**What to do:** Every line of the material is to be returned verbatim. Pictures stay out.

====== Exercise material ======

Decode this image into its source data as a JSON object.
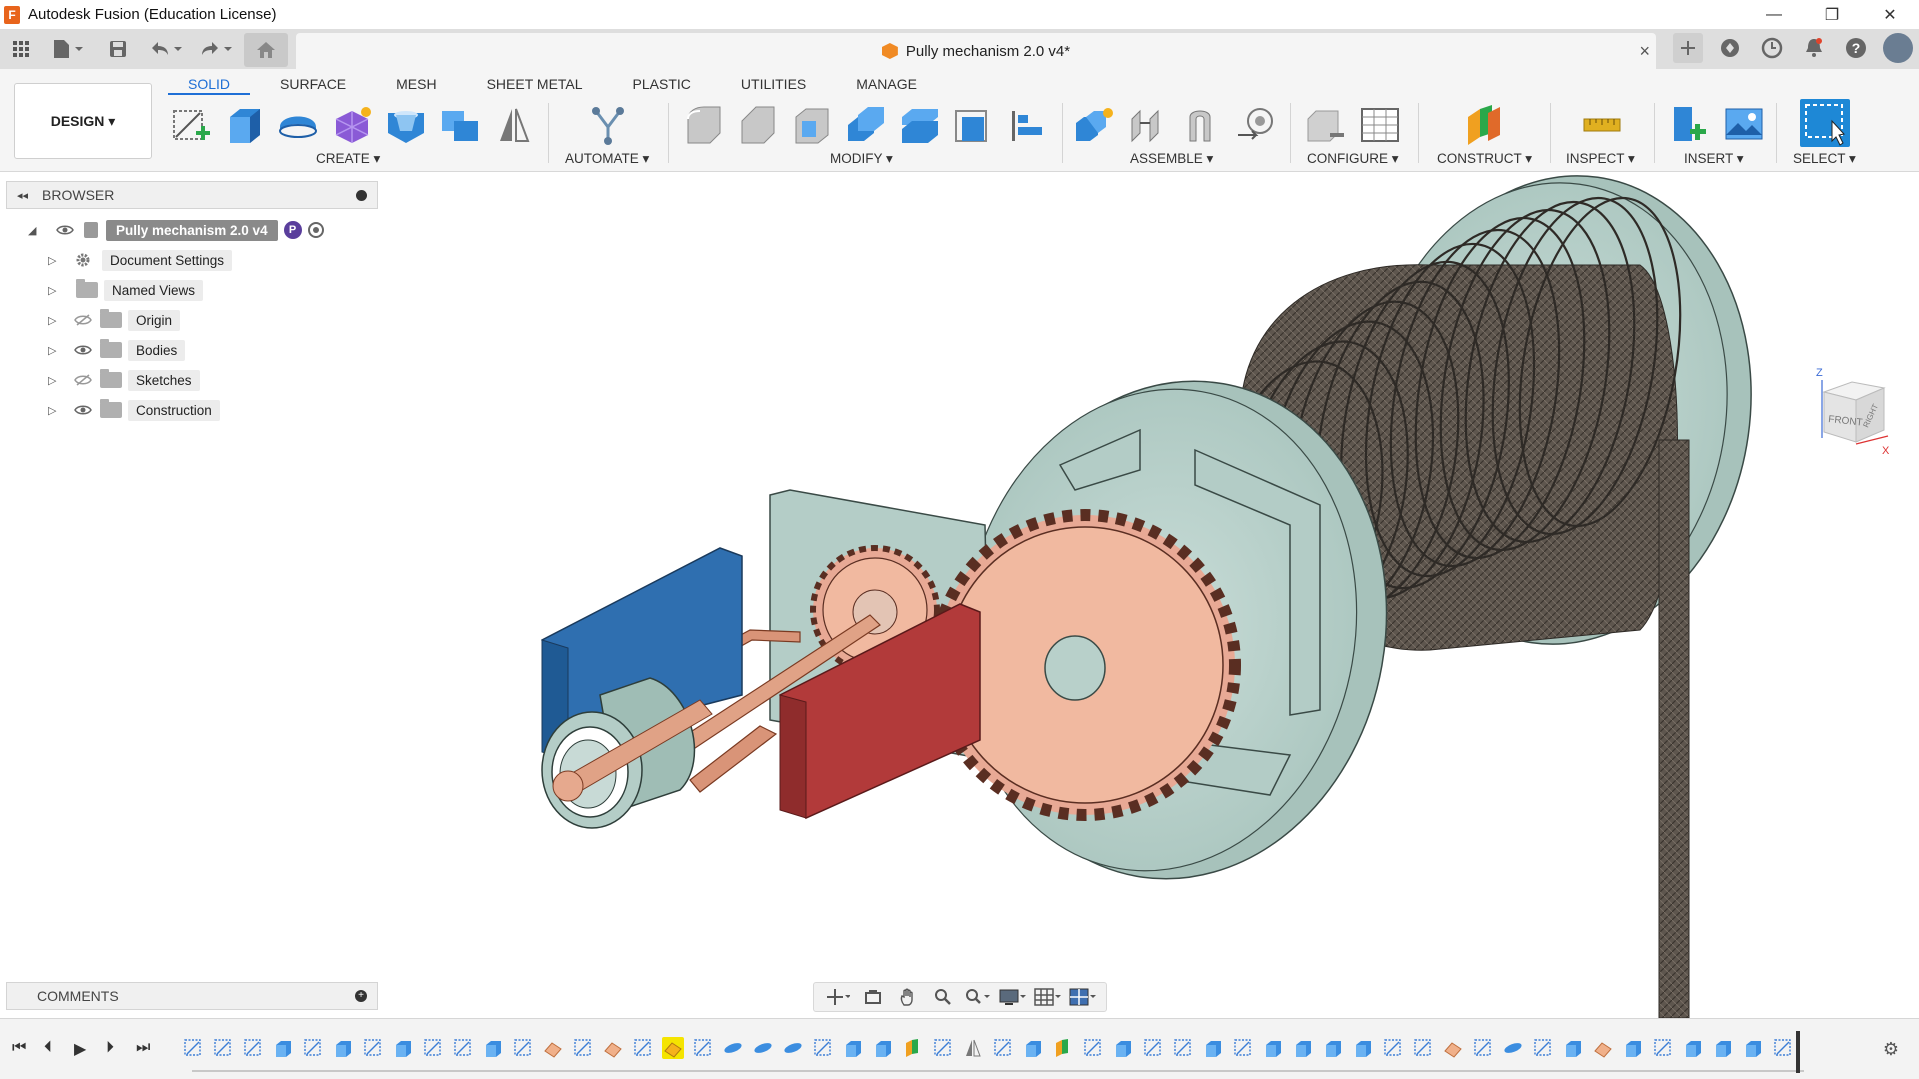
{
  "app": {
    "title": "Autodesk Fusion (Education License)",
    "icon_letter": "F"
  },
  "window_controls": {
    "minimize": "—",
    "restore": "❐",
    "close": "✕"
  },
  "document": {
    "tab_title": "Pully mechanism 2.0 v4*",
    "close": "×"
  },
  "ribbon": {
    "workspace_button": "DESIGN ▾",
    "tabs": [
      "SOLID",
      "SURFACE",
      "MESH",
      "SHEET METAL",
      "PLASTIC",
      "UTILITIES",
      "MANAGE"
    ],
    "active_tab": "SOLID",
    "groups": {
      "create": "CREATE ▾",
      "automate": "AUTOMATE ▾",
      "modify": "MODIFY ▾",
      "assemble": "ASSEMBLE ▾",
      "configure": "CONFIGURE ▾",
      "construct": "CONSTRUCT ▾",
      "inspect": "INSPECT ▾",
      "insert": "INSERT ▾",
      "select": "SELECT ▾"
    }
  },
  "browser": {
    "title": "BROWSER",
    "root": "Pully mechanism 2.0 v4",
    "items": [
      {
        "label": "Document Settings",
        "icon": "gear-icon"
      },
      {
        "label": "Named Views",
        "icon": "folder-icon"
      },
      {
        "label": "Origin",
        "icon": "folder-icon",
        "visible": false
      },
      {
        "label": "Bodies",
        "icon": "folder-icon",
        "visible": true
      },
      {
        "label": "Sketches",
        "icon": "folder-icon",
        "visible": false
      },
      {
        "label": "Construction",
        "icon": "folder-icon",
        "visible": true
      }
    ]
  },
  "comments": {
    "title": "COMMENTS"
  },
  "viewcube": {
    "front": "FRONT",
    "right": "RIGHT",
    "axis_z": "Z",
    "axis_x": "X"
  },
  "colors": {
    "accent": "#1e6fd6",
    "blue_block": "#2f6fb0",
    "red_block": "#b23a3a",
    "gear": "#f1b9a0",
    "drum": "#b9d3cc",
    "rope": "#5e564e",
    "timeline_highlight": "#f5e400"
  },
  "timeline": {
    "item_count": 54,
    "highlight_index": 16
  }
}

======

**Completed task:**
Decode this image into its source data as a JSON object.
{
  "app": {
    "title": "Autodesk Fusion (Education License)",
    "icon_letter": "F"
  },
  "window_controls": {
    "minimize": "—",
    "restore": "❐",
    "close": "✕"
  },
  "document": {
    "tab_title": "Pully mechanism 2.0 v4*",
    "close": "×"
  },
  "ribbon": {
    "workspace_button": "DESIGN ▾",
    "tabs": [
      "SOLID",
      "SURFACE",
      "MESH",
      "SHEET METAL",
      "PLASTIC",
      "UTILITIES",
      "MANAGE"
    ],
    "active_tab": "SOLID",
    "groups": {
      "create": "CREATE ▾",
      "automate": "AUTOMATE ▾",
      "modify": "MODIFY ▾",
      "assemble": "ASSEMBLE ▾",
      "configure": "CONFIGURE ▾",
      "construct": "CONSTRUCT ▾",
      "inspect": "INSPECT ▾",
      "insert": "INSERT ▾",
      "select": "SELECT ▾"
    }
  },
  "browser": {
    "title": "BROWSER",
    "root": "Pully mechanism 2.0 v4",
    "items": [
      {
        "label": "Document Settings",
        "icon": "gear-icon"
      },
      {
        "label": "Named Views",
        "icon": "folder-icon"
      },
      {
        "label": "Origin",
        "icon": "folder-icon",
        "visible": false
      },
      {
        "label": "Bodies",
        "icon": "folder-icon",
        "visible": true
      },
      {
        "label": "Sketches",
        "icon": "folder-icon",
        "visible": false
      },
      {
        "label": "Construction",
        "icon": "folder-icon",
        "visible": true
      }
    ]
  },
  "comments": {
    "title": "COMMENTS"
  },
  "viewcube": {
    "front": "FRONT",
    "right": "RIGHT",
    "axis_z": "Z",
    "axis_x": "X"
  },
  "colors": {
    "accent": "#1e6fd6",
    "blue_block": "#2f6fb0",
    "red_block": "#b23a3a",
    "gear": "#f1b9a0",
    "drum": "#b9d3cc",
    "rope": "#5e564e",
    "timeline_highlight": "#f5e400"
  },
  "timeline": {
    "item_count": 54,
    "highlight_index": 16
  }
}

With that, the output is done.